Artist Lyonel Feininger (1871-1956) lived in both the United States and Germany, alternated between work as an illustrator and painting, yet always remained true to himself.

Born 1871 in New York Lyonel Feininger spent a large part of his life in Germany, where his artistic career reached a climax in 1919 when he was appointed one of the first of the Bauhaus masters. However, Feininger had actually started out in the applied arts. He published his first caricatures while still a student in Berlin. For years Feininger worked for newspapers and magazines such as “Ulk”, “Lustige Blätter”, “Das Narrenschiff”, “Berliner Illustrirte Zeitung” [sic] and for “Harper's Round Table” in New York.

Lyonel Feininger, The Kin-der-Kids [Detail], Sonntagsseite Chicago Tribune 25. April 1906, Sammlung Achim Moeller, New York

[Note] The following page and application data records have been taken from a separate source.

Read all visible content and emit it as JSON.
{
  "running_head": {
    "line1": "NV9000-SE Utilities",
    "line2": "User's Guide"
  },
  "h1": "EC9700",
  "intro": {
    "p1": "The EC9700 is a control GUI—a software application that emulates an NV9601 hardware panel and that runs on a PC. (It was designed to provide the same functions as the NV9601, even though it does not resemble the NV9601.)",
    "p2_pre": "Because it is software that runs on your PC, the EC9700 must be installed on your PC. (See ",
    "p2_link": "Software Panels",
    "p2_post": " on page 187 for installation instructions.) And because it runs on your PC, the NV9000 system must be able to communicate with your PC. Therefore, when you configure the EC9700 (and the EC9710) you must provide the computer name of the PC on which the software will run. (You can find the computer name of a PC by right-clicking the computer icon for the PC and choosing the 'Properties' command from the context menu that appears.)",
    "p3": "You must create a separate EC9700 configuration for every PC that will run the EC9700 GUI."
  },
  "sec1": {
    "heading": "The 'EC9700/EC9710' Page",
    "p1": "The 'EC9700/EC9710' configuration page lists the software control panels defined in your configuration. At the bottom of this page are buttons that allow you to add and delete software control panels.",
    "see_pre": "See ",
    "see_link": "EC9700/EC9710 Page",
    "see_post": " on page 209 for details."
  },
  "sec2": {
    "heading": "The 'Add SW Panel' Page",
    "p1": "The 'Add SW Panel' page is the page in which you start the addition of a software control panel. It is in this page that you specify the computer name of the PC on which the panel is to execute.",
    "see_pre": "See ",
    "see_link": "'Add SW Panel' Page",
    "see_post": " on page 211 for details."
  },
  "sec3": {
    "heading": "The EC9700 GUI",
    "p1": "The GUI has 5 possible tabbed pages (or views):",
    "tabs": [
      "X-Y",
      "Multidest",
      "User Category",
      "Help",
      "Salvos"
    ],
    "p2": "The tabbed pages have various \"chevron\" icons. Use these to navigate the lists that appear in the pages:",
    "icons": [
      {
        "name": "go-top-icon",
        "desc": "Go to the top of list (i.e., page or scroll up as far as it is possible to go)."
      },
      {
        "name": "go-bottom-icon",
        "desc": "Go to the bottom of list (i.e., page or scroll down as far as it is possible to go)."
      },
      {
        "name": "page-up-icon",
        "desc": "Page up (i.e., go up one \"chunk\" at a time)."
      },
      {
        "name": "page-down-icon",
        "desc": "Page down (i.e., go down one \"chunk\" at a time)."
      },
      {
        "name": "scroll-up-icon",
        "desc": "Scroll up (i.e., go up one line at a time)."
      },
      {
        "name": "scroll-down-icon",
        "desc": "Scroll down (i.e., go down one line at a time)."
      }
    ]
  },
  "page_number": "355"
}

Despite his professional success Lyonel Feininger did not feel ssatisfied. The caricatures were commissioned pieces, their topic and content determined by the respective editors. Feininger could not realize his artistic ambitions during this period. Then in 1906, the publisher of the newspaper “Chicago Tribune” James Keeley (1867–1934), commissioned Feininger to design a comic strip for the newspaper. For the first time, Feininger was allowed to choose the subject matter himself. At the same time Winsor McCay published his comic strip “Little Nemo in Slumberland” in the “New York Herald”.

A generous fee

Within a few months Feininger developed the comic series “The Kin-der-Kids” and “Wee Willie Winkie’s World”. A total of 28 full-page, coloured episodes of “The Kin-der-Kids” were published, 20 of “Wee Willie Winkie’s World”. All the episodes were signed with the words “Your Uncle Feininger” For the newspaper readers of the time Feininger’s comic strips were too ambitious and were stopped prematurely. But in both comic series you find themes to which he was to return in his later artistic works: romanticized towns, churches and seascapes. In the exhibition “Pioneers of the Comic Strip. A Different Avant-Garde, the SCHIRN is presenting numerous original drawings and newspaper spreads featuring Feininger’s caricatures and comic strips.

Lyonel Feininger, The Kin-der-Kids, Sonntagsseite Chicago Tribune 17. Juni 1906, Privatsammlung

The generous fee from Chicago enabled Feininger to move to Paris, where he finally discovered painting. Initially, Feininger’s paintings were still illustrative, their style strongly reminiscent of his comic works. Yet around 1912 Lyonel Feininger encountered Cubism in Paris. In the years that followed he developed his characteristic sense of composition, with its reliance on refracted, prismatic structures. He also began to concentrate on just a few subjects. The grotesque oversized figures gave way to cityscapes and seascapes. In 1919 Walter Gropius appointed Feininger master and head of the graphic printing workshop at Bauhaus Weimar. The Bauhaus manifesto featured Feininger’s lithograph “Cathedral” on the cover.

National Socialism and “degenerate art”

Above all in his time at Bauhaus in Weimar and Dessau, Feininger repeatedly undertook excursions to surrounding towns and villages. He produced monumental images of the Barfüsserkirche in Erfurt and of Halle cathedral. And he also created many impressive paintings and prints of small village churches like the one in Gelmeroda. Above all in the 1920s Feininger spent the summer months in the coastal resort Deep (today: Mrzeżyno) on the Baltic coast. The coastal landscape, the sky above the sea and sailing boats became frequent motifs in Feininger’s work and placed him alongside Romanticism.

Lyonel Feininger, The Kin-der-Kids [Detail], Sonntagsseite Chicago Tribune 17. Juni 1906, Privatsammlung

In 1933 the Nazis seized power in Germany. The Bauhaus, which had already had to move from Dessau a year earlier, also closed in Berlin. Initially Lyonel Feininger remained in Germany. However, his paintings were now classified as “degenerate”. In June 1937 Feininger returned to the city where he was born, New York. In the early 1940s he produced cityscapes of Manhattan. Even though the Gothic cathedrals gave way to modern high-rises an amazing continuity is discernible.

In 1944, the New York Museum of Modern Art (MoMA) devoted a comprehensive solo exhibition to the artist, who was now 73. In connection with the show Feininger gifted the MoMA his specimen copies of the “Chicago Tribune” comic strips “Kin-der-Kids” and “Wee Willie Winkie’s World”. Lyonel Feininger died 1956 in New York. During his lifetime he never denied the many years he worked as a caricaturist and cartoonist.

Lyonel Feininger, Wee Willie Winkie's World, Sonntagsseite Chicago Tribune 25. November 1906, Privatsammlung